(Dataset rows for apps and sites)
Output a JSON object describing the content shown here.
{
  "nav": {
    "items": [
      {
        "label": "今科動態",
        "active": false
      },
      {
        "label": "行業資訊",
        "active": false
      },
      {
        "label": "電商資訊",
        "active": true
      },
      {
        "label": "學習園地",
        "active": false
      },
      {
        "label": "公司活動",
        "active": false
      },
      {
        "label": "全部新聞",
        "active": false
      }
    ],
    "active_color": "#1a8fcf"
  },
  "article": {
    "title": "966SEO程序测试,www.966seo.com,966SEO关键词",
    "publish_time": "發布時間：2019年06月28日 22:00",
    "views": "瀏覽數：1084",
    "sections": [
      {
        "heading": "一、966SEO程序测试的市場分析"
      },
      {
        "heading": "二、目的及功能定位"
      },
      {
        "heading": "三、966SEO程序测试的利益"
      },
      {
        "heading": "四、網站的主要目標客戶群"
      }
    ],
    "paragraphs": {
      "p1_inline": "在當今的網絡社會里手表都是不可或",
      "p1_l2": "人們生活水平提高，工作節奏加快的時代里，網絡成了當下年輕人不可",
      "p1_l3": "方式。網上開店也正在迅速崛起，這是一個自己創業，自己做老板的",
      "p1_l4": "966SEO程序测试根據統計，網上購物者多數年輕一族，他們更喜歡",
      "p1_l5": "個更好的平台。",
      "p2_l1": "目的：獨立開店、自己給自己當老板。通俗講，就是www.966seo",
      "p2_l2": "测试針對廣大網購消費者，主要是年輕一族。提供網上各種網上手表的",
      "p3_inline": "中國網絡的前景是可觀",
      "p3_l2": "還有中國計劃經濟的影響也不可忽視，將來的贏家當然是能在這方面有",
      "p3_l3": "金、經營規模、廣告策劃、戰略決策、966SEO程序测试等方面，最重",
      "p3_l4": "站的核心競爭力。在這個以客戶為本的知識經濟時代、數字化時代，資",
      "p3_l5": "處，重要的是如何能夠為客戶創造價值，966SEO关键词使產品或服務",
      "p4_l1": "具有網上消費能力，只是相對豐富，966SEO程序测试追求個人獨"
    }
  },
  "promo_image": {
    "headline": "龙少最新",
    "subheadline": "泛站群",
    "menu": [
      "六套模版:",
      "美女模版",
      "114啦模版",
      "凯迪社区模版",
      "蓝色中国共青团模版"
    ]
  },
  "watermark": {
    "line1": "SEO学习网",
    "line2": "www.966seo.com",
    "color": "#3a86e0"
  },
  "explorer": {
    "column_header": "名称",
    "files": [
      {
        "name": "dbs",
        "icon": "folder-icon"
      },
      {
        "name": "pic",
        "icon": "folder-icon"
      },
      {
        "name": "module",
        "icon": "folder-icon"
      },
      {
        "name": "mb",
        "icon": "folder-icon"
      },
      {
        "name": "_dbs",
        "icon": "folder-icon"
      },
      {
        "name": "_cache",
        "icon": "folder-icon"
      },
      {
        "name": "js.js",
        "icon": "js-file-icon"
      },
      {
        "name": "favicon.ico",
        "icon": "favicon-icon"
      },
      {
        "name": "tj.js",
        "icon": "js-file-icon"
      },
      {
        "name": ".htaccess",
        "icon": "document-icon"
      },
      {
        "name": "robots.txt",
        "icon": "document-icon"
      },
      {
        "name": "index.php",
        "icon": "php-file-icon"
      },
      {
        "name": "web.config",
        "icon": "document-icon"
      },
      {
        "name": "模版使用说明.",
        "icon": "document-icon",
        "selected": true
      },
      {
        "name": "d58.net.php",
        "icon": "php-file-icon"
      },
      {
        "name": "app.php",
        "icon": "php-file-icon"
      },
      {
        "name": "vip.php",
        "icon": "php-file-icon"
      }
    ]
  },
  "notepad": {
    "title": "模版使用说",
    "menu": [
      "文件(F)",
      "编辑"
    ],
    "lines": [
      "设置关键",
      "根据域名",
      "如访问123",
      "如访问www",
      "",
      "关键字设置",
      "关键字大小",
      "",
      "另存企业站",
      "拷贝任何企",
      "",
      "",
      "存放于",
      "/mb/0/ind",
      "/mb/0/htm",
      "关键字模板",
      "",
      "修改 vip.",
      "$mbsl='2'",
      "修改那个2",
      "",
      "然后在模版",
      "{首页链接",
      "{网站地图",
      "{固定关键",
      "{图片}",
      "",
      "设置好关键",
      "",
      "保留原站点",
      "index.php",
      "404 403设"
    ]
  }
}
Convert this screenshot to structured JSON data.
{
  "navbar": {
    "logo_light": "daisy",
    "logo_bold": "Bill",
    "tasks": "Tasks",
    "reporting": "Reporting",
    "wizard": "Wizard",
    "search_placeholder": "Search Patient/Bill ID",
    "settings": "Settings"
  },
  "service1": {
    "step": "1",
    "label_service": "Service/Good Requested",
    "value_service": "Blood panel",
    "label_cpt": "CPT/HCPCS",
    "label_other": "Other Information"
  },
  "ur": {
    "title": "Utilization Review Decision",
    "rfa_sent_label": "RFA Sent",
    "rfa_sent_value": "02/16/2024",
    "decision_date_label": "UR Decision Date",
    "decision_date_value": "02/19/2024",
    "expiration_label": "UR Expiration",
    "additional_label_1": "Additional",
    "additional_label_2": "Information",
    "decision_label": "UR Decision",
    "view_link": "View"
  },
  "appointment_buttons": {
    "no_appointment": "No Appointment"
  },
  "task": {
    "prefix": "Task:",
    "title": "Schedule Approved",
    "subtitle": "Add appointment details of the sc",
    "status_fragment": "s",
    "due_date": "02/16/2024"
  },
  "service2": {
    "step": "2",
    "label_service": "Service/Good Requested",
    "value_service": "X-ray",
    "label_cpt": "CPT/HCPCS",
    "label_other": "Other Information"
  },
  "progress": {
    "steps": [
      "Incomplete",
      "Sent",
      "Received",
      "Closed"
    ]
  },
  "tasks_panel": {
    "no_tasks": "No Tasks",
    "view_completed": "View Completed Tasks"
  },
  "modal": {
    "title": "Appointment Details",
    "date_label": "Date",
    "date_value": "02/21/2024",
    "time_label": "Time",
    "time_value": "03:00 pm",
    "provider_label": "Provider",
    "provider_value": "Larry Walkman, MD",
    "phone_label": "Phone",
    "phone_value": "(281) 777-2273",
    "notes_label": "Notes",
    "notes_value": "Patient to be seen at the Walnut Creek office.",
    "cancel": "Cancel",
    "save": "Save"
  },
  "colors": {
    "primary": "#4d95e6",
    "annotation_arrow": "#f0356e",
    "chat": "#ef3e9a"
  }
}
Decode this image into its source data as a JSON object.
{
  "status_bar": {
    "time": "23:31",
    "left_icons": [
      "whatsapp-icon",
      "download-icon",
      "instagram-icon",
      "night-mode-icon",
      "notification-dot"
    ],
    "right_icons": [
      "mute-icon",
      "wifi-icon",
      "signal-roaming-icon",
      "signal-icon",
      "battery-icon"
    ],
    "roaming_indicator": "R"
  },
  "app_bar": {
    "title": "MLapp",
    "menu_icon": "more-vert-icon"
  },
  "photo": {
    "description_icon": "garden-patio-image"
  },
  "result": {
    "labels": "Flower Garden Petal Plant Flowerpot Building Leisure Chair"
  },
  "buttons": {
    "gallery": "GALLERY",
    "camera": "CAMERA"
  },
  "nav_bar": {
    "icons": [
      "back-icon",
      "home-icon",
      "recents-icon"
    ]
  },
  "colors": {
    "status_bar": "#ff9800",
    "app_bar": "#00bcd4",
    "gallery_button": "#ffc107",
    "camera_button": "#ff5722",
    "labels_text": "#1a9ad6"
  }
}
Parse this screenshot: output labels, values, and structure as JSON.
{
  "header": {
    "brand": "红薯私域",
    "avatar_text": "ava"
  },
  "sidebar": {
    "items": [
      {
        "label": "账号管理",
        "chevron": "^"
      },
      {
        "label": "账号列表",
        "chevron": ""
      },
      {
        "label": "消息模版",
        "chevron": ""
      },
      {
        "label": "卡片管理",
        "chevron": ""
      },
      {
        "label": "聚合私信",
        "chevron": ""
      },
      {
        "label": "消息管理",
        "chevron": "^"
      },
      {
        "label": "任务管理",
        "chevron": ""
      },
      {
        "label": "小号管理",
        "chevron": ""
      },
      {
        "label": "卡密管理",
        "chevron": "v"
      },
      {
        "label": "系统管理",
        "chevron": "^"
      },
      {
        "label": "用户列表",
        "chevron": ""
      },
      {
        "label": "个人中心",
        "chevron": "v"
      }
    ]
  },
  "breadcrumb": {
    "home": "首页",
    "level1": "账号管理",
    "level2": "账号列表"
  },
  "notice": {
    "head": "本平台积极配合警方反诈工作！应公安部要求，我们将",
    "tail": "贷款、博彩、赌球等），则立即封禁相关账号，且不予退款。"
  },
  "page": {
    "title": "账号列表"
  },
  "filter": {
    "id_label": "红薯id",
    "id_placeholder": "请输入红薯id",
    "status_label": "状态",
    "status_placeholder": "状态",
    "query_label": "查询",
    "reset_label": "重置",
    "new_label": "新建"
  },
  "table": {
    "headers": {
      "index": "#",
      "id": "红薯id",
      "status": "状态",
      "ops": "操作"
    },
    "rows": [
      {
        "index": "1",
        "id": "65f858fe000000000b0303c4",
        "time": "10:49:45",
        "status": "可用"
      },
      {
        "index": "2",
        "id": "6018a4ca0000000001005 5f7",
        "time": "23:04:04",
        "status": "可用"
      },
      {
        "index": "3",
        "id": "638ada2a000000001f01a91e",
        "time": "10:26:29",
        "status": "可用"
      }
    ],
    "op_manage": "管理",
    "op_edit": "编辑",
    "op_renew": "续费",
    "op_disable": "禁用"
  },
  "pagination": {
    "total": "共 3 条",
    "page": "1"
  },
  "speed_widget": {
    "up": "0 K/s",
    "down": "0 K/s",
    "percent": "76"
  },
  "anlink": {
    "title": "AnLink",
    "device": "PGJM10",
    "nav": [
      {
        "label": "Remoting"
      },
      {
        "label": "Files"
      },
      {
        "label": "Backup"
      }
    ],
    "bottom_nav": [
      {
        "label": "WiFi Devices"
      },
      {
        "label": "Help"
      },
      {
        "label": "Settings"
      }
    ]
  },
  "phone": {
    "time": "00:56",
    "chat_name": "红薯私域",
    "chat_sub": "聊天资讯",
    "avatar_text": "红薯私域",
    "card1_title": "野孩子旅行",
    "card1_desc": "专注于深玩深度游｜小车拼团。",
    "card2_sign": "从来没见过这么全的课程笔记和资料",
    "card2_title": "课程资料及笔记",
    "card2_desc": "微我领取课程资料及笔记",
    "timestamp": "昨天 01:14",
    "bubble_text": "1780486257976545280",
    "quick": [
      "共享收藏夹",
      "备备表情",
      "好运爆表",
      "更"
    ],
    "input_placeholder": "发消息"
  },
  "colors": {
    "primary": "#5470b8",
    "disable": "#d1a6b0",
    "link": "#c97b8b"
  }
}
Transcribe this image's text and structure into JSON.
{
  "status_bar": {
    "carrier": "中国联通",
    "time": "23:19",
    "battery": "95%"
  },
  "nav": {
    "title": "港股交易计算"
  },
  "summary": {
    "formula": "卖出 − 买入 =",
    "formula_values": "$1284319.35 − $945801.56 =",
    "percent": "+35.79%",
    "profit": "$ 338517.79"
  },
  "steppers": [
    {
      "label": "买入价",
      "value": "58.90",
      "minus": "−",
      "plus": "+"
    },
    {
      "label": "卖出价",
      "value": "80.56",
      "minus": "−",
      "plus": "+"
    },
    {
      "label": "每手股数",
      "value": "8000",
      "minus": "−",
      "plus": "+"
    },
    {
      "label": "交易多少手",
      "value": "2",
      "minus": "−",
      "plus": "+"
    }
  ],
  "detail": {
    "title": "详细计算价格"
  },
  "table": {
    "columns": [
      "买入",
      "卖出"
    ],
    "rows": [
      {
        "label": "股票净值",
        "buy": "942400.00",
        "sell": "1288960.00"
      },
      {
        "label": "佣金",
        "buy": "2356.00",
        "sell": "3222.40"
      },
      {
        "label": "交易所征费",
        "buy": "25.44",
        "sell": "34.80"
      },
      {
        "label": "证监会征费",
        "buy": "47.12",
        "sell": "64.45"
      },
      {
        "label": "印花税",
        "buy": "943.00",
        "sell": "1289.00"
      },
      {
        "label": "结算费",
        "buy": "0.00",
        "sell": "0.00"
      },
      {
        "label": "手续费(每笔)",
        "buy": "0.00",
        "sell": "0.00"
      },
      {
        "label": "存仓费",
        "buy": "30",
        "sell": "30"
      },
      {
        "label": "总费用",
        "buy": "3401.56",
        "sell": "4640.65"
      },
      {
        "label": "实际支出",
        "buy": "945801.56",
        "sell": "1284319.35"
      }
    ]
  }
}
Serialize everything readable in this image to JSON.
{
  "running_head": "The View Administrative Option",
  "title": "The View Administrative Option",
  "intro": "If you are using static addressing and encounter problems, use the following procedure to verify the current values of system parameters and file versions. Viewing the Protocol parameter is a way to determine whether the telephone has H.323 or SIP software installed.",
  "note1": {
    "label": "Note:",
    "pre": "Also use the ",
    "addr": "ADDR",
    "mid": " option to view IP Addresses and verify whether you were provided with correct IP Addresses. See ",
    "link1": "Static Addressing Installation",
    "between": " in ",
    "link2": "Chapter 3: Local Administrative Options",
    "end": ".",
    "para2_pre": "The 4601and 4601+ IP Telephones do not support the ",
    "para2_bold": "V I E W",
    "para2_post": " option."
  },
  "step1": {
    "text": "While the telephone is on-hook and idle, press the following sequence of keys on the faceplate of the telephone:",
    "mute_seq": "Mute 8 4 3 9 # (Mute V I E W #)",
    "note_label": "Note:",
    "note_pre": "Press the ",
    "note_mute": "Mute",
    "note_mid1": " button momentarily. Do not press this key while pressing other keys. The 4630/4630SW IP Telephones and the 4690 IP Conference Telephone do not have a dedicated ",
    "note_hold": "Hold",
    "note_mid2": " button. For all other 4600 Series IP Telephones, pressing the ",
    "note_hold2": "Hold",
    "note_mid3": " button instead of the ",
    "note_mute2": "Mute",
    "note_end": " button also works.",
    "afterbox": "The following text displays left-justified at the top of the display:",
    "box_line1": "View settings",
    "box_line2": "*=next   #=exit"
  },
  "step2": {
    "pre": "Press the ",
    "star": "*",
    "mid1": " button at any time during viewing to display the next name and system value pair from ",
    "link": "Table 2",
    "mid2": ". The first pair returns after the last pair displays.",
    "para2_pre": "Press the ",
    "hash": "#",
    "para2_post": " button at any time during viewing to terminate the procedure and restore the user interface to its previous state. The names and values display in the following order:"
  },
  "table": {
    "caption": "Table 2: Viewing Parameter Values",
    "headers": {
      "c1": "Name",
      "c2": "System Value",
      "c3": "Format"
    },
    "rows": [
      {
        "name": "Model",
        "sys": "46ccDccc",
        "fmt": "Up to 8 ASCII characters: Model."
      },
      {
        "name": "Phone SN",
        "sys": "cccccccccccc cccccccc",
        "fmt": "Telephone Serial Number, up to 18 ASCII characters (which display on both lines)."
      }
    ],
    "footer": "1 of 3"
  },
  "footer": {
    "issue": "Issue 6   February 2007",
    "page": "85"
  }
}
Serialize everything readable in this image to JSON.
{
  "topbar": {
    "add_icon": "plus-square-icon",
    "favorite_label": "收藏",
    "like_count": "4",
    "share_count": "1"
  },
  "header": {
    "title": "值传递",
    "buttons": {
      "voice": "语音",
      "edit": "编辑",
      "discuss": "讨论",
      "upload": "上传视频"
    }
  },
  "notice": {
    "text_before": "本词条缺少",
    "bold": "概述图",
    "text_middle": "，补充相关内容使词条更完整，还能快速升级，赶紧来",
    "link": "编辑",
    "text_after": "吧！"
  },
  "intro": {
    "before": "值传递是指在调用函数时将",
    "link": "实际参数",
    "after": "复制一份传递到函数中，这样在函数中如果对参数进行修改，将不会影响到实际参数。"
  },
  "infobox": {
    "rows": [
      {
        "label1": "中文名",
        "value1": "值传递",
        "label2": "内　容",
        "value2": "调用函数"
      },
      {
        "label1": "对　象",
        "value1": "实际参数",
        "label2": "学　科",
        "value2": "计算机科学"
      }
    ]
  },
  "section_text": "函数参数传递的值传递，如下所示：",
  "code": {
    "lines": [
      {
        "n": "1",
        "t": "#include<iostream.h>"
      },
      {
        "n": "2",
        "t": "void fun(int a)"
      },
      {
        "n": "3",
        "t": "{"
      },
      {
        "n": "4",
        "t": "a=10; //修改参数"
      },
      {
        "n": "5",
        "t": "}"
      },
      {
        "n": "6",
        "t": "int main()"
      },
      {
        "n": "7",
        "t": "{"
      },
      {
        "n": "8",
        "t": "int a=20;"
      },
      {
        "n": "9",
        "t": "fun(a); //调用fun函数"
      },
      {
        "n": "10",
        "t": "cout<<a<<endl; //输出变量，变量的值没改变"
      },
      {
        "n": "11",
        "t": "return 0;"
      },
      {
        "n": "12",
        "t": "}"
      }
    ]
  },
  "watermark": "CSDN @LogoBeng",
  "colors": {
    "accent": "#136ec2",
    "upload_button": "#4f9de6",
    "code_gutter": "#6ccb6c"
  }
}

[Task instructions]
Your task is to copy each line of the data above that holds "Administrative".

[Result for this task]
  "running_head": "The View Administrative Option",
  "title": "The View Administrative Option",
    "link2": "Chapter 3: Local Administrative Options",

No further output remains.